§ How to complete this task
How many lines of the entries hold the string "title"? Reply with the number alone.

§ Information provided
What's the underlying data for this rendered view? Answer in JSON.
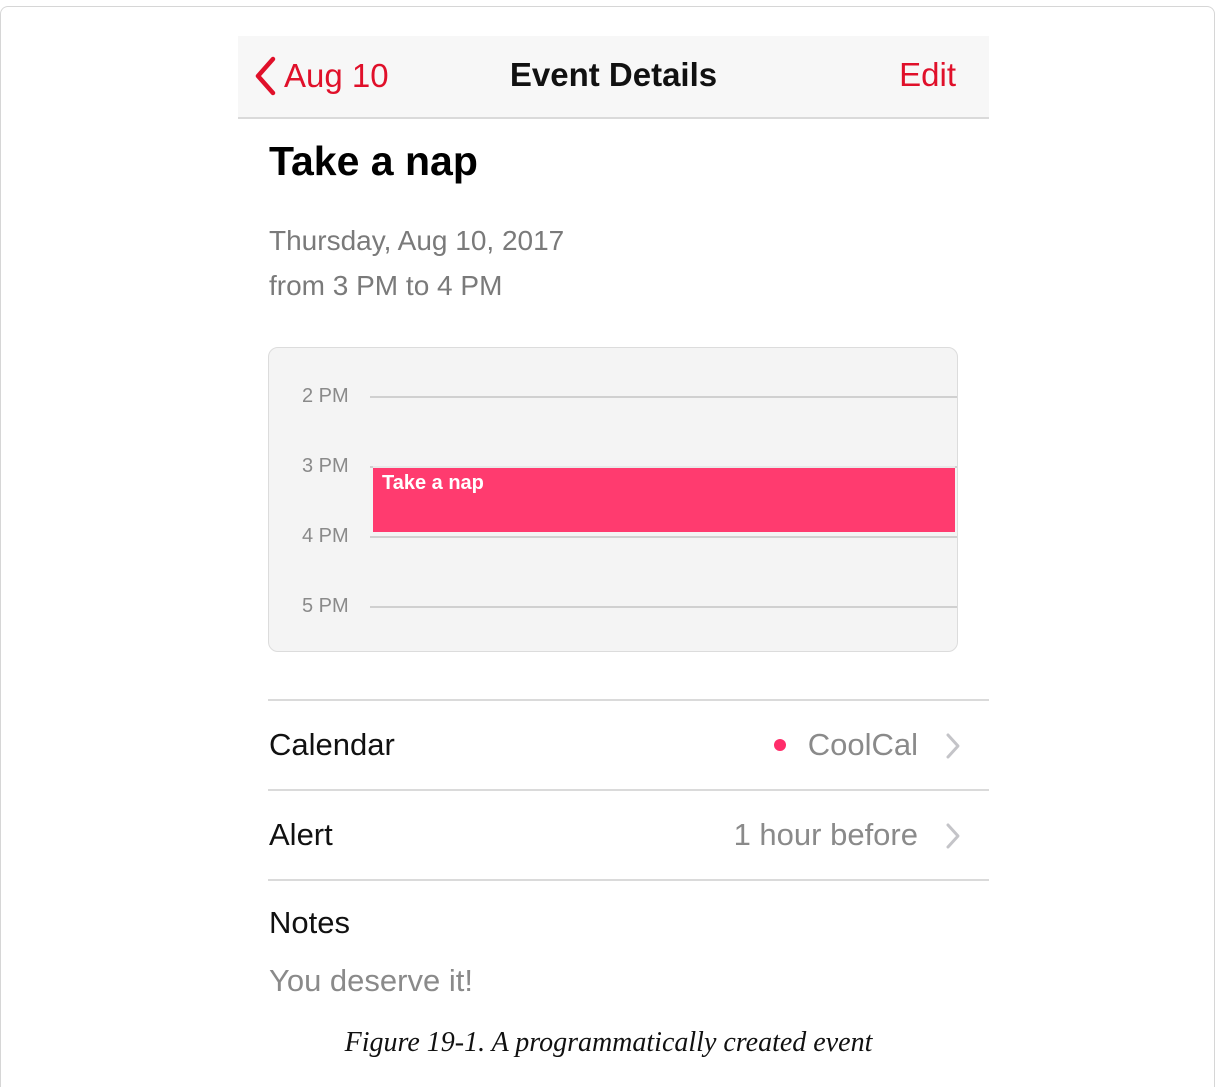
{
  "navbar": {
    "back_label": "Aug 10",
    "title": "Event Details",
    "edit_label": "Edit"
  },
  "event": {
    "title": "Take a nap",
    "date": "Thursday, Aug 10, 2017",
    "time": "from 3 PM to 4 PM"
  },
  "timeline": {
    "hours": [
      "2 PM",
      "3 PM",
      "4 PM",
      "5 PM"
    ],
    "event_label": "Take a nap",
    "event_color": "#ff3b6f"
  },
  "details": {
    "calendar_label": "Calendar",
    "calendar_value": "CoolCal",
    "calendar_color": "#ff2d6a",
    "alert_label": "Alert",
    "alert_value": "1 hour before",
    "notes_label": "Notes",
    "notes_text": "You deserve it!"
  },
  "icons": {
    "back": "chevron-left-icon",
    "disclosure": "chevron-right-icon"
  },
  "accent_color": "#e0102a",
  "caption": "Figure 19-1. A programmatically created event"
}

§ The answer
2